EXERCISE AIM: Leaving the images aside, print every record in the material exactly.

▼

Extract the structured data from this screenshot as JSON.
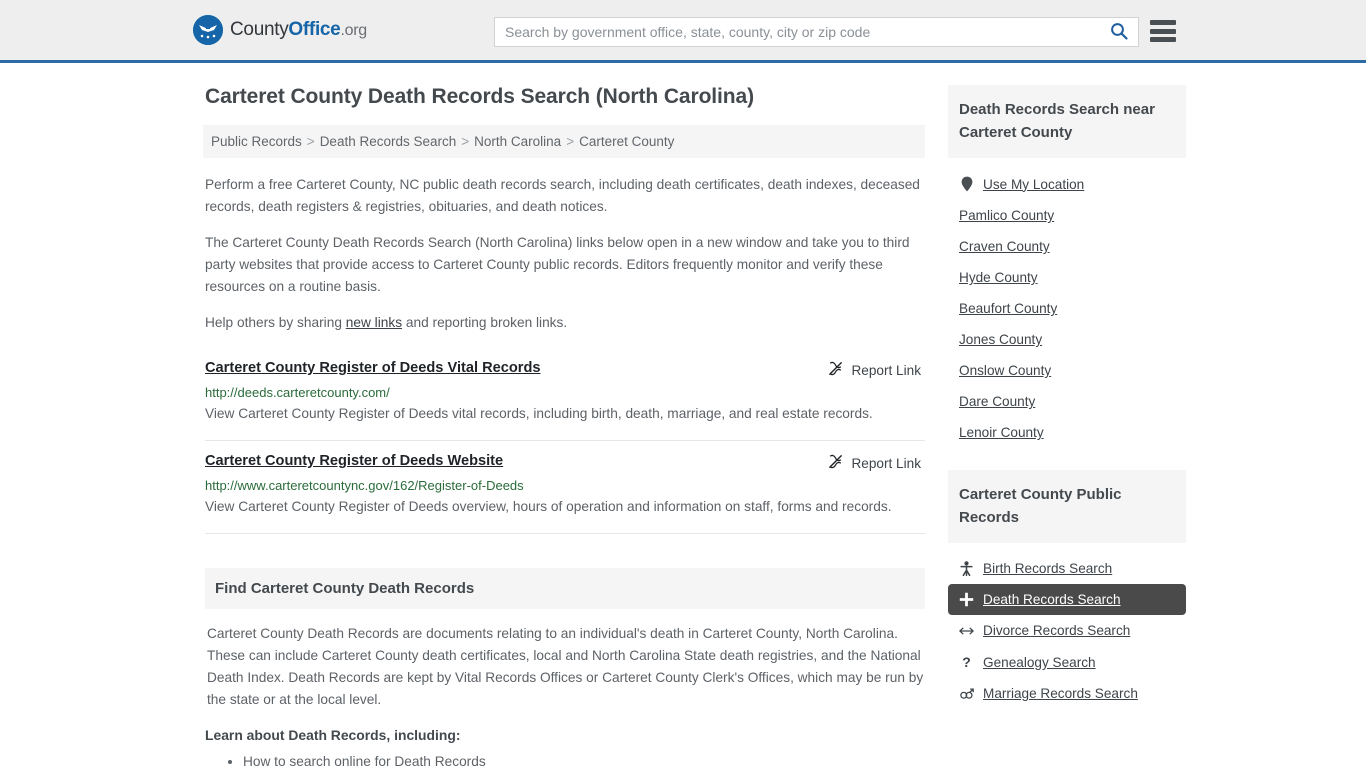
{
  "header": {
    "logo": {
      "part1": "County",
      "part2": "Office",
      "part3": ".org",
      "icon": "eagle-seal-icon"
    },
    "search": {
      "placeholder": "Search by government office, state, county, city or zip code",
      "value": ""
    },
    "search_icon": "search-icon",
    "menu_icon": "hamburger-menu-icon"
  },
  "main": {
    "title": "Carteret County Death Records Search (North Carolina)",
    "breadcrumb": [
      {
        "label": "Public Records"
      },
      {
        "label": "Death Records Search"
      },
      {
        "label": "North Carolina"
      },
      {
        "label": "Carteret County"
      }
    ],
    "breadcrumb_separator": ">",
    "intro_1": "Perform a free Carteret County, NC public death records search, including death certificates, death indexes, deceased records, death registers & registries, obituaries, and death notices.",
    "intro_2": "The Carteret County Death Records Search (North Carolina) links below open in a new window and take you to third party websites that provide access to Carteret County public records. Editors frequently monitor and verify these resources on a routine basis.",
    "help_prefix": "Help others by sharing ",
    "help_link": "new links",
    "help_suffix": " and reporting broken links.",
    "report_label": "Report Link",
    "report_icon": "broken-link-icon",
    "links": [
      {
        "title": "Carteret County Register of Deeds Vital Records",
        "url": "http://deeds.carteretcounty.com/",
        "description": "View Carteret County Register of Deeds vital records, including birth, death, marriage, and real estate records."
      },
      {
        "title": "Carteret County Register of Deeds Website",
        "url": "http://www.carteretcountync.gov/162/Register-of-Deeds",
        "description": "View Carteret County Register of Deeds overview, hours of operation and information on staff, forms and records."
      }
    ],
    "section_title": "Find Carteret County Death Records",
    "section_body": "Carteret County Death Records are documents relating to an individual's death in Carteret County, North Carolina. These can include Carteret County death certificates, local and North Carolina State death registries, and the National Death Index. Death Records are kept by Vital Records Offices or Carteret County Clerk's Offices, which may be run by the state or at the local level.",
    "learn_heading": "Learn about Death Records, including:",
    "learn_items": [
      "How to search online for Death Records"
    ]
  },
  "sidebar": {
    "nearby": {
      "heading": "Death Records Search near Carteret County",
      "use_location": {
        "label": "Use My Location",
        "icon": "map-pin-icon"
      },
      "counties": [
        "Pamlico County",
        "Craven County",
        "Hyde County",
        "Beaufort County",
        "Jones County",
        "Onslow County",
        "Dare County",
        "Lenoir County"
      ]
    },
    "public_records": {
      "heading": "Carteret County Public Records",
      "items": [
        {
          "label": "Birth Records Search",
          "icon": "baby-icon",
          "glyph": "Ɣ",
          "active": false
        },
        {
          "label": "Death Records Search",
          "icon": "cross-plus-icon",
          "glyph": "✚",
          "active": true
        },
        {
          "label": "Divorce Records Search",
          "icon": "left-right-arrow-icon",
          "glyph": "↔",
          "active": false
        },
        {
          "label": "Genealogy Search",
          "icon": "question-mark-icon",
          "glyph": "?",
          "active": false
        },
        {
          "label": "Marriage Records Search",
          "icon": "male-female-symbol-icon",
          "glyph": "⚥",
          "active": false
        }
      ]
    }
  },
  "colors": {
    "header_bg": "#eeeeee",
    "header_border": "#2c6ca5",
    "brand_blue": "#1565a8",
    "panel_bg": "#f5f5f5",
    "url_green": "#2a6b3a",
    "active_bg": "#4a4a4a",
    "body_text": "#5d6267"
  }
}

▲

WRITTEN ANSWER:
Extract the structured data from this screenshot as JSON.
{
  "header": {
    "logo": {
      "part1": "County",
      "part2": "Office",
      "part3": ".org",
      "icon": "eagle-seal-icon"
    },
    "search": {
      "placeholder": "Search by government office, state, county, city or zip code",
      "value": ""
    },
    "search_icon": "search-icon",
    "menu_icon": "hamburger-menu-icon"
  },
  "main": {
    "title": "Carteret County Death Records Search (North Carolina)",
    "breadcrumb": [
      {
        "label": "Public Records"
      },
      {
        "label": "Death Records Search"
      },
      {
        "label": "North Carolina"
      },
      {
        "label": "Carteret County"
      }
    ],
    "breadcrumb_separator": ">",
    "intro_1": "Perform a free Carteret County, NC public death records search, including death certificates, death indexes, deceased records, death registers & registries, obituaries, and death notices.",
    "intro_2": "The Carteret County Death Records Search (North Carolina) links below open in a new window and take you to third party websites that provide access to Carteret County public records. Editors frequently monitor and verify these resources on a routine basis.",
    "help_prefix": "Help others by sharing ",
    "help_link": "new links",
    "help_suffix": " and reporting broken links.",
    "report_label": "Report Link",
    "report_icon": "broken-link-icon",
    "links": [
      {
        "title": "Carteret County Register of Deeds Vital Records",
        "url": "http://deeds.carteretcounty.com/",
        "description": "View Carteret County Register of Deeds vital records, including birth, death, marriage, and real estate records."
      },
      {
        "title": "Carteret County Register of Deeds Website",
        "url": "http://www.carteretcountync.gov/162/Register-of-Deeds",
        "description": "View Carteret County Register of Deeds overview, hours of operation and information on staff, forms and records."
      }
    ],
    "section_title": "Find Carteret County Death Records",
    "section_body": "Carteret County Death Records are documents relating to an individual's death in Carteret County, North Carolina. These can include Carteret County death certificates, local and North Carolina State death registries, and the National Death Index. Death Records are kept by Vital Records Offices or Carteret County Clerk's Offices, which may be run by the state or at the local level.",
    "learn_heading": "Learn about Death Records, including:",
    "learn_items": [
      "How to search online for Death Records"
    ]
  },
  "sidebar": {
    "nearby": {
      "heading": "Death Records Search near Carteret County",
      "use_location": {
        "label": "Use My Location",
        "icon": "map-pin-icon"
      },
      "counties": [
        "Pamlico County",
        "Craven County",
        "Hyde County",
        "Beaufort County",
        "Jones County",
        "Onslow County",
        "Dare County",
        "Lenoir County"
      ]
    },
    "public_records": {
      "heading": "Carteret County Public Records",
      "items": [
        {
          "label": "Birth Records Search",
          "icon": "baby-icon",
          "glyph": "Ɣ",
          "active": false
        },
        {
          "label": "Death Records Search",
          "icon": "cross-plus-icon",
          "glyph": "✚",
          "active": true
        },
        {
          "label": "Divorce Records Search",
          "icon": "left-right-arrow-icon",
          "glyph": "↔",
          "active": false
        },
        {
          "label": "Genealogy Search",
          "icon": "question-mark-icon",
          "glyph": "?",
          "active": false
        },
        {
          "label": "Marriage Records Search",
          "icon": "male-female-symbol-icon",
          "glyph": "⚥",
          "active": false
        }
      ]
    }
  },
  "colors": {
    "header_bg": "#eeeeee",
    "header_border": "#2c6ca5",
    "brand_blue": "#1565a8",
    "panel_bg": "#f5f5f5",
    "url_green": "#2a6b3a",
    "active_bg": "#4a4a4a",
    "body_text": "#5d6267"
  }
}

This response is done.